The Urban Fox
Red foxes are a beautiful species - but at the same time, they can be troublesome if in the wrong place. Whereas most creatures tend to be dispossessed by the growth of urban sprawl, the Red Fox (Vulpes vulpes) is an opportunist species that has in recent years become a successful colonist of our towns and cities.
These wily predators are drawn to city life by the abundance of food, whether raided from our bins or provided by well-meaning but perhaps misguided individuals, and by the many nooks and crannies they use to shelter during the day. A little known fact is that many choose to sleep up trees to avoid unwanted contact with dogs!
The abundance of food – much more rubbish is thrown away per square mile in the city than is available in the form of chickens and rabbits in the country, has resulted in a population explosion in recent times which is bringing the urban fox into conflict with many unfortunate householders.
Overpopulation in any animal species usually brings with it all manner of undesirable behaviours and problems. This inherently means they have unnaturally small territories, something that can cause increased fighting and excessive “scent marking” with urine and faeces. This then leads to a high prevalence of disease as well as damage to property and gardens by nest-building and digging.
Overpopulation also causes diseases to spread throughout the population because infected animals will come across the territories of many other foxes, interacting with them either directly or through “scent marking”. Foxes can and do carry a number of pathogens and parasites, many of which can be transmitted to domestic pets and some even to humans.

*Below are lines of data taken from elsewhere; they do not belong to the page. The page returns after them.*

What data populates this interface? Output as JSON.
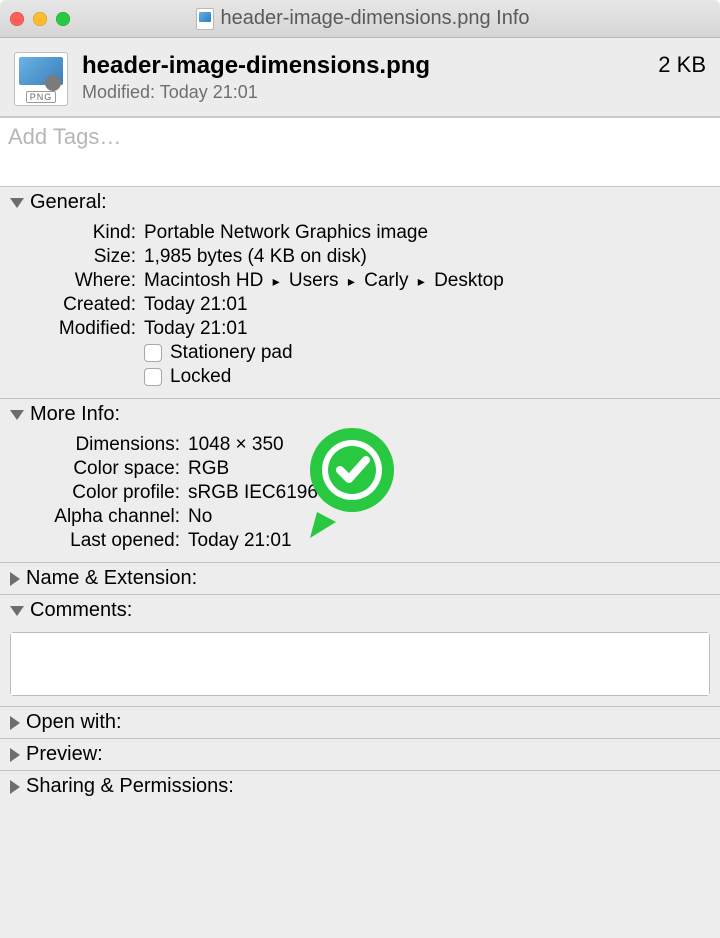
{
  "window": {
    "title": "header-image-dimensions.png Info"
  },
  "header": {
    "filename": "header-image-dimensions.png",
    "modified_label": "Modified:",
    "modified_value": "Today 21:01",
    "size": "2 KB",
    "thumb_badge": "PNG"
  },
  "tags": {
    "placeholder": "Add Tags…"
  },
  "sections": {
    "general": {
      "title": "General:",
      "kind_label": "Kind:",
      "kind_value": "Portable Network Graphics image",
      "size_label": "Size:",
      "size_value": "1,985 bytes (4 KB on disk)",
      "where_label": "Where:",
      "where_parts": [
        "Macintosh HD",
        "Users",
        "Carly",
        "Desktop"
      ],
      "created_label": "Created:",
      "created_value": "Today 21:01",
      "modified_label": "Modified:",
      "modified_value": "Today 21:01",
      "stationery_label": "Stationery pad",
      "locked_label": "Locked"
    },
    "moreinfo": {
      "title": "More Info:",
      "dimensions_label": "Dimensions:",
      "dimensions_value": "1048 × 350",
      "colorspace_label": "Color space:",
      "colorspace_value": "RGB",
      "colorprofile_label": "Color profile:",
      "colorprofile_value": "sRGB IEC61966-2.1",
      "alpha_label": "Alpha channel:",
      "alpha_value": "No",
      "lastopened_label": "Last opened:",
      "lastopened_value": "Today 21:01"
    },
    "nameext": {
      "title": "Name & Extension:"
    },
    "comments": {
      "title": "Comments:"
    },
    "openwith": {
      "title": "Open with:"
    },
    "preview": {
      "title": "Preview:"
    },
    "sharing": {
      "title": "Sharing & Permissions:"
    }
  }
}
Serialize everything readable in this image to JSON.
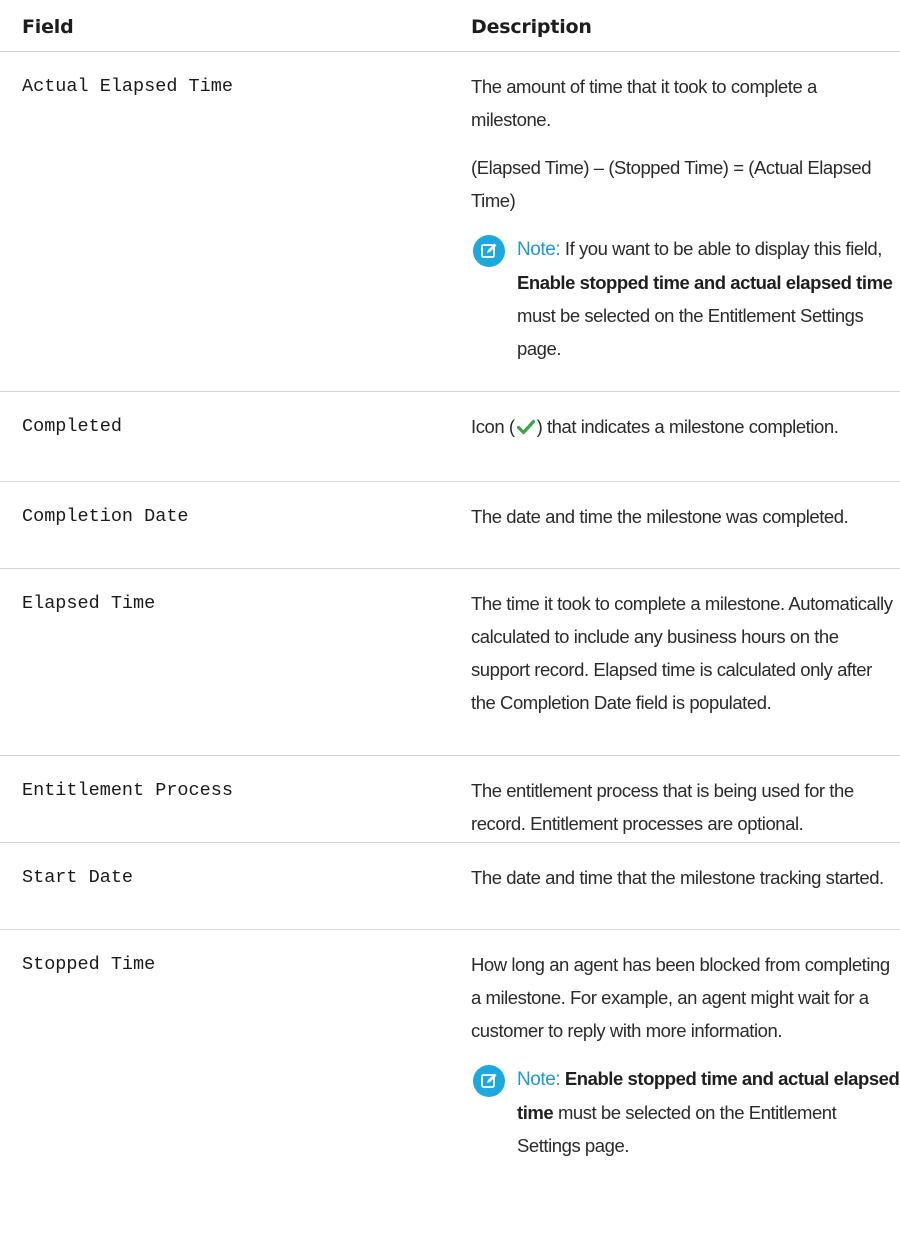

These range from simple things like fleas (causing embarrassment and distress) to serious illnesses like sarcoptic mange, toxoplasmosis or toxacara. All these are easily caught by family pets – with the consequent expensive vet bills, however, far more seriously, they can also be contracted by humans, with young children or elderly people especially vulnerable.
Being an apex predator, nothing in the UK preys on foxes and so their numbers are kept in check by disease, starvation or road accidents; our control methods are all considerably more humane than if nothing was done about the ever increasing population. Urban foxes are known to grow larger than their rural counterparts and are increasingly showing less fear of humans, with many cases of children and babies being attacked or even bitten by foxes in and around their homes.
With foxes able to take up residence in all manner of hidden places in our towns, they are coming into conflict with people more and more as their population increases. As a result of this, we offer an effective, discreet and professional answer to your fox problem.
We conduct a free initial site visit and assess both the scale of the problem and identify the best solution for your circumstances.
The best and most effective method of dealing with problem foxes will be tailored to your situation and will vary according to location, circumstances and client preference.
Please don’t hesitate to contact us through our webform, email, or by telephone to discuss your requirements on site as part of our service.